───── RECORDS ─────

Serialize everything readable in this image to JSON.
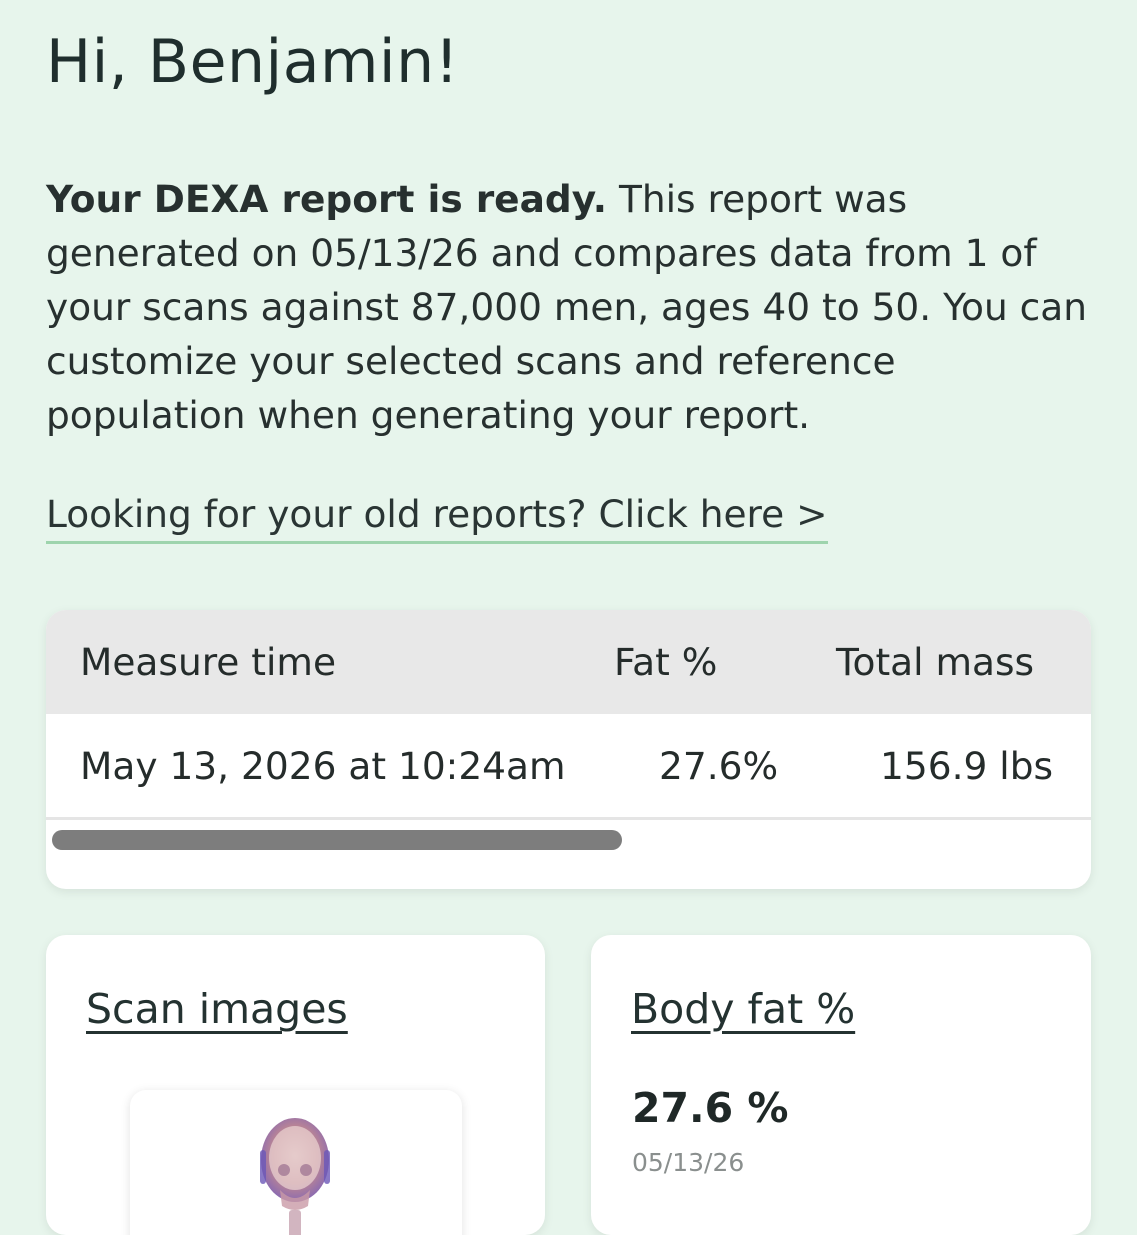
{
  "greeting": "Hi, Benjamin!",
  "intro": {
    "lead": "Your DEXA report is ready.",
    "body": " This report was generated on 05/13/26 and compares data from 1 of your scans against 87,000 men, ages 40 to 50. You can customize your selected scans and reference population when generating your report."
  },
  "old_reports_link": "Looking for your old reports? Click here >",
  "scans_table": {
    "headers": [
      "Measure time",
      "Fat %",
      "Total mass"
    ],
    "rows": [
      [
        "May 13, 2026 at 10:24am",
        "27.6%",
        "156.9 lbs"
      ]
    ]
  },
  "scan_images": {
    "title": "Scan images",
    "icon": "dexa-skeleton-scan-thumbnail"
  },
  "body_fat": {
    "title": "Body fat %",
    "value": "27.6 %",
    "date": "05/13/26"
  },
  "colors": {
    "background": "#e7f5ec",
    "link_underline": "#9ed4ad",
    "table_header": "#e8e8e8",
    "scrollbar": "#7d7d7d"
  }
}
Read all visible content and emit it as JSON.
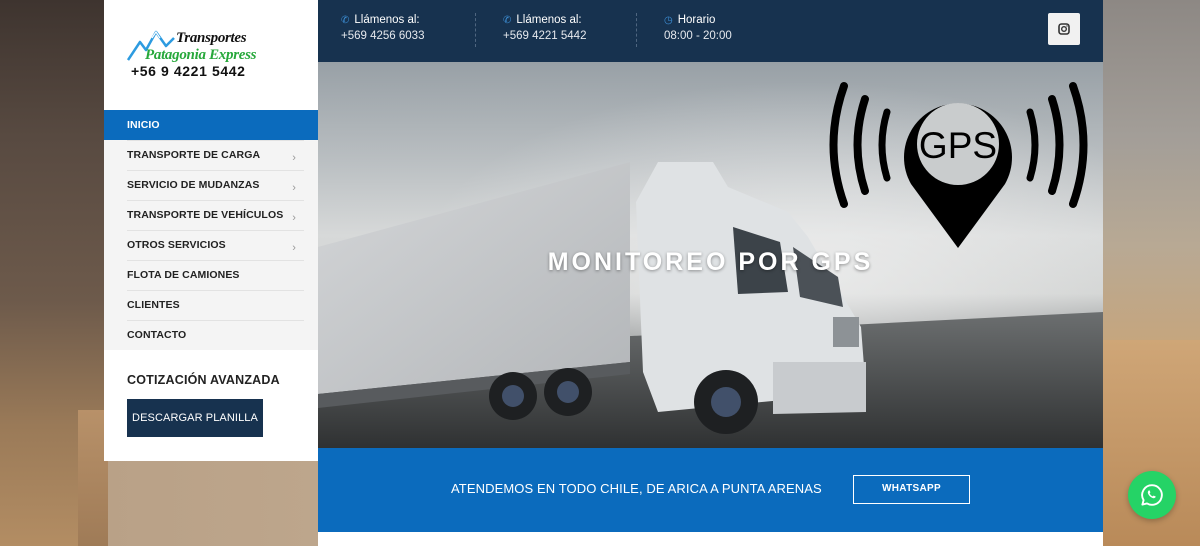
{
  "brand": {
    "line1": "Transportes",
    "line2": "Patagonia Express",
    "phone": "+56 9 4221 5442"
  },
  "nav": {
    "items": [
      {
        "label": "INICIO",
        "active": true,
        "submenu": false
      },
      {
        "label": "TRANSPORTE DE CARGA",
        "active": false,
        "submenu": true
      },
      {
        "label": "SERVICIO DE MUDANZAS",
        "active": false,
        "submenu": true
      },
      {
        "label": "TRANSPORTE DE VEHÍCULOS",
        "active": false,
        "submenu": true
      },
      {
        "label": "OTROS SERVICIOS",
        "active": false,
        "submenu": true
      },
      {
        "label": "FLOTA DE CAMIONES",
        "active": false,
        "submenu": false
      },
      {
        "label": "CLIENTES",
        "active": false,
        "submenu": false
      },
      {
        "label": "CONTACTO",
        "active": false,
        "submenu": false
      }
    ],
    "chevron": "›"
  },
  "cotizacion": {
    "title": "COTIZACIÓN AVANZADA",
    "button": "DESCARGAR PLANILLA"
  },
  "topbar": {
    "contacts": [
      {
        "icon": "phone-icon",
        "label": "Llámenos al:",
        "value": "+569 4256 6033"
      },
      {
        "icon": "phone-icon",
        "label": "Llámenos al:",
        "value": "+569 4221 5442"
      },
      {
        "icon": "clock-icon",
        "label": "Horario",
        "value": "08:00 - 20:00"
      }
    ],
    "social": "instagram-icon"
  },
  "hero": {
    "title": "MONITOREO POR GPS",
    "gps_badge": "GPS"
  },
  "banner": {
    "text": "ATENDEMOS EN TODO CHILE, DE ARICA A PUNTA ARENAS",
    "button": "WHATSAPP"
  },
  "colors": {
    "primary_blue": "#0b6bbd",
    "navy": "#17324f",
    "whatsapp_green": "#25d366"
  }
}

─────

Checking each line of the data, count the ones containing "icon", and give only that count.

5